Helen would look at the balance and not even see it. Sometimes when they were trying to live a normal life, or start one, she wondered how longer they could keep going. These concerns were always delivered in her mother’s voice and then Kelly, as though he knew, would gaze into her eyes, touch the small of her back and tell her that they had this and they could stop anyone they wanted to.
Helen’s employment had attuned her intuition to the patois of the habitual addict but she was so deaf and dumb before the excitement that it would only arrive in retrospect.
She looked at her watch. They wound them both before they left for the job, part of the little steps they took, a funhouse mirror of domestic routine that they would chuckle about in the quiet times.
He was two minutes late. She wiped her palms against the thighs of her jeans, looked at her hollow, damp eyes in the wing mirror and said a silent prayer for God to help them. He hadn’t turned up before now, but there was always a first time.
‘If he comes, we’ll quit’ she said.
She flinched at the sound of sirens and gripped the steering wheel. Her body flooded with the instinct to hit the accelerator, but she fought the spasm and focused on her breathing. Police were everywhere, much like the white van she was sat in, waiting for her man to come to her.
She heard the hum of a motorcycle being pushed to its limit and in her peripheral vision, watched as Kelly rode past. The arm of his black leather jacket was slick and wet and he was sagging as he leaned over the handlebars. His hair was loose, and he had an expression of animal acceptance. She wanted to call his name but the physics of the situation defeated her. He rode on. Two patrol cars, lights flashing and sirens wailing were in close pursuit, on his trail like relentless metal hunting dogs.
She sat there, stunned as her thoughts compressed into a high whining sound. It was a minute before she realised that she was actually making the noise. There was a tap at the window. When she turned, she looked into the sunken apple face of an old black woman, her steel wool hair fighting a losing battle against the array of hairpins and slides she had allayed against it.
She smiled at Helen with a bemused kindness that stung like a slap.

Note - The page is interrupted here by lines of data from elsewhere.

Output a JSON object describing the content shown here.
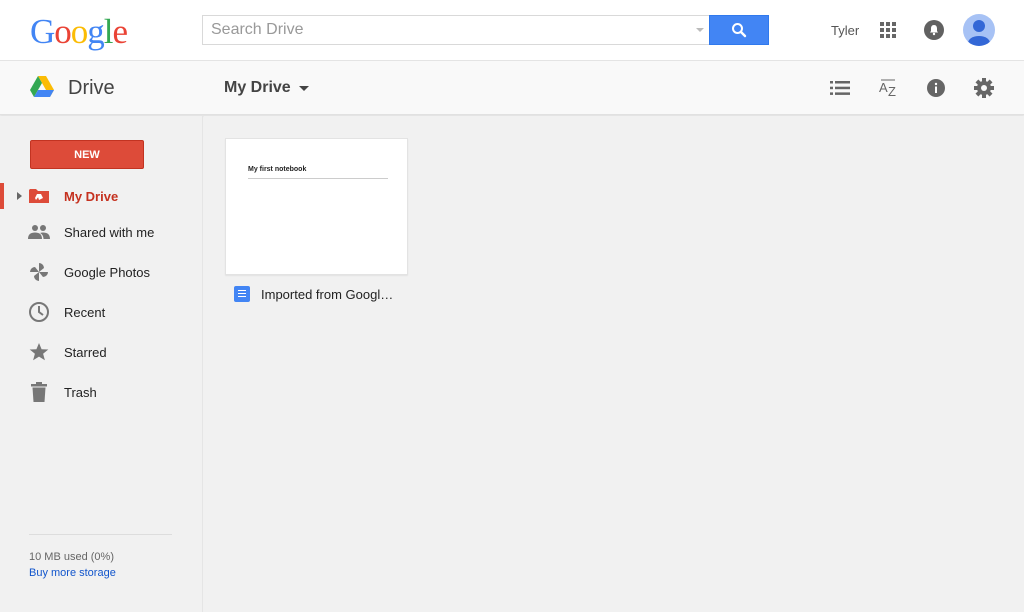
{
  "header": {
    "logo_text": "Google",
    "search_placeholder": "Search Drive",
    "user_name": "Tyler"
  },
  "subheader": {
    "app_name": "Drive",
    "current_folder": "My Drive"
  },
  "sidebar": {
    "new_label": "NEW",
    "items": [
      {
        "label": "My Drive",
        "icon": "drive-folder-icon",
        "active": true
      },
      {
        "label": "Shared with me",
        "icon": "people-icon"
      },
      {
        "label": "Google Photos",
        "icon": "photos-pinwheel-icon"
      },
      {
        "label": "Recent",
        "icon": "clock-icon"
      },
      {
        "label": "Starred",
        "icon": "star-icon"
      },
      {
        "label": "Trash",
        "icon": "trash-icon"
      }
    ],
    "storage_used": "10 MB used (0%)",
    "buy_storage": "Buy more storage"
  },
  "files": [
    {
      "name": "Imported from Googl…",
      "preview_title": "My first notebook",
      "type": "document"
    }
  ],
  "colors": {
    "new_button": "#dd4b39",
    "active_item": "#c5311f",
    "search_button": "#4285f4",
    "link": "#1155cc"
  }
}
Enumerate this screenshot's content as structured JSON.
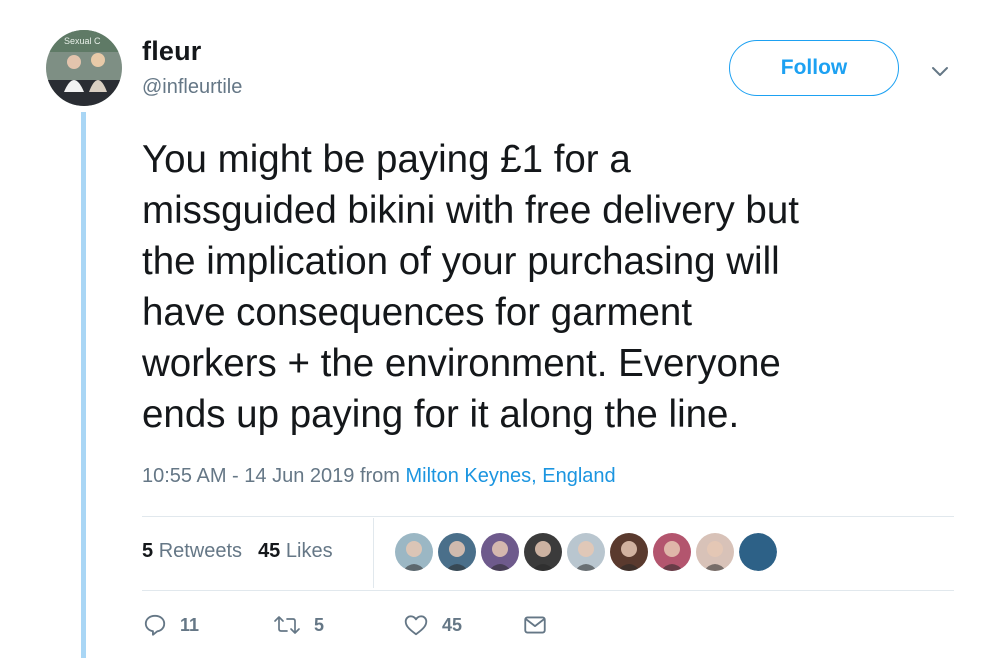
{
  "user": {
    "display_name": "fleur",
    "handle": "@infleurtile",
    "avatar_text": "Sexual C"
  },
  "follow_label": "Follow",
  "tweet": {
    "text": "You might be paying £1 for a\nmissguided bikini with free delivery but\nthe implication of your purchasing will\nhave consequences for garment\nworkers + the environment. Everyone\nends up paying for it along the line.",
    "time": "10:55 AM - 14 Jun 2019",
    "from_word": "from",
    "location": "Milton Keynes, England"
  },
  "stats": {
    "retweets_count": "5",
    "retweets_label": "Retweets",
    "likes_count": "45",
    "likes_label": "Likes"
  },
  "likers": [
    {
      "name": "liker-avatar-1",
      "color": "#9bb7c4"
    },
    {
      "name": "liker-avatar-2",
      "color": "#4a6f8a"
    },
    {
      "name": "liker-avatar-3",
      "color": "#6e5a8c"
    },
    {
      "name": "liker-avatar-4",
      "color": "#3b3b3b"
    },
    {
      "name": "liker-avatar-5",
      "color": "#b9c6cf"
    },
    {
      "name": "liker-avatar-6",
      "color": "#5a3a2e"
    },
    {
      "name": "liker-avatar-7",
      "color": "#b3556e"
    },
    {
      "name": "liker-avatar-8",
      "color": "#d8c2b8"
    },
    {
      "name": "liker-avatar-9",
      "color": "#2d6187"
    }
  ],
  "actions": {
    "reply_count": "11",
    "retweet_count": "5",
    "like_count": "45"
  },
  "colors": {
    "accent": "#1da1f2",
    "link": "#1b95e0",
    "thread_line": "#a9d6f5",
    "muted": "#657786"
  },
  "icons": [
    "reply-icon",
    "retweet-icon",
    "heart-icon",
    "mail-icon",
    "chevron-down-icon"
  ]
}
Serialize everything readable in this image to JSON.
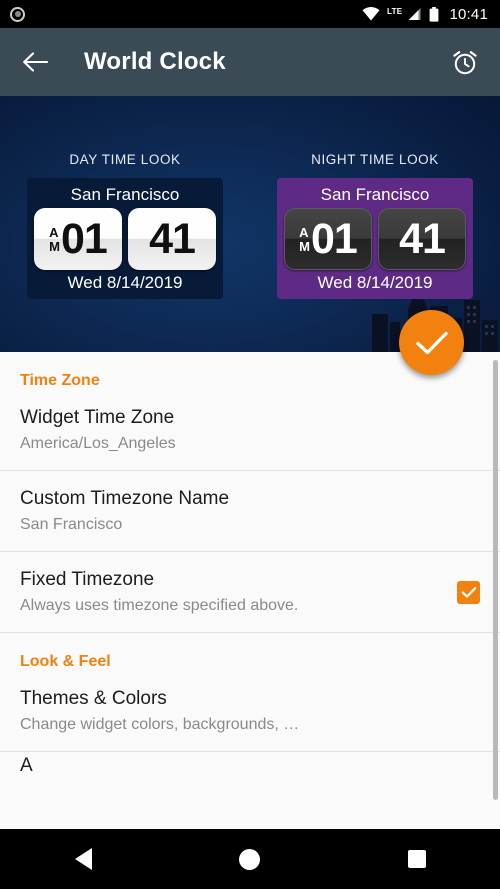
{
  "statusbar": {
    "time": "10:41",
    "lte_label": "LTE",
    "icons": [
      "camera-dot-icon",
      "wifi-icon",
      "signal-icon",
      "battery-icon"
    ]
  },
  "appbar": {
    "title": "World Clock",
    "back_icon": "back-arrow-icon",
    "action_icon": "alarm-clock-icon"
  },
  "hero": {
    "day": {
      "look_label": "DAY TIME LOOK",
      "city": "San Francisco",
      "ampm_a": "A",
      "ampm_m": "M",
      "hours": "01",
      "minutes": "41",
      "date": "Wed 8/14/2019",
      "card_color": "#071a37"
    },
    "night": {
      "look_label": "NIGHT TIME LOOK",
      "city": "San Francisco",
      "ampm_a": "A",
      "ampm_m": "M",
      "hours": "01",
      "minutes": "41",
      "date": "Wed 8/14/2019",
      "card_color": "#5e2a86"
    }
  },
  "fab": {
    "icon": "check-icon",
    "color": "#f2810f"
  },
  "sections": [
    {
      "header": "Time Zone",
      "rows": [
        {
          "title": "Widget Time Zone",
          "summary": "America/Los_Angeles"
        },
        {
          "title": "Custom Timezone Name",
          "summary": "San Francisco"
        },
        {
          "title": "Fixed Timezone",
          "summary": "Always uses timezone specified above.",
          "checkbox": true
        }
      ]
    },
    {
      "header": "Look & Feel",
      "rows": [
        {
          "title": "Themes & Colors",
          "summary": "Change widget colors, backgrounds, …"
        }
      ]
    }
  ],
  "navbar": {
    "back": "nav-back-icon",
    "home": "nav-home-icon",
    "recents": "nav-recents-icon"
  },
  "accent_color": "#f2810f"
}
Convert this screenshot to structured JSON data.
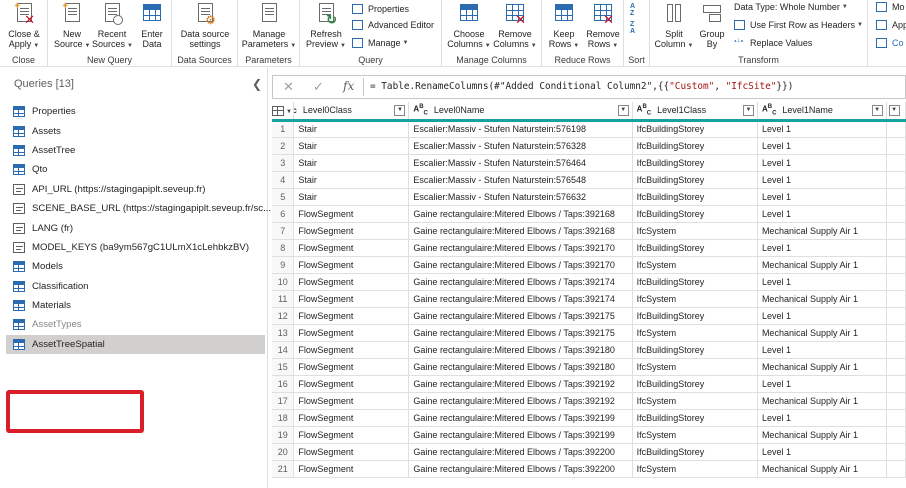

Helen just stared at her, stripped of everything but the futile, brutal urge to see her husband again.
‘If he comes, we’ll quit’ she said.
Two thoughts were trying to take her over, and she knew, that if they succeeded, they would send her plummeting her into a final, doomed madness.
The best romances were doomed ones, her mother had said.
She wondered if she would ever to confirm that with her.
She watched the woman speak to her through the window and kept on saying the same phrase.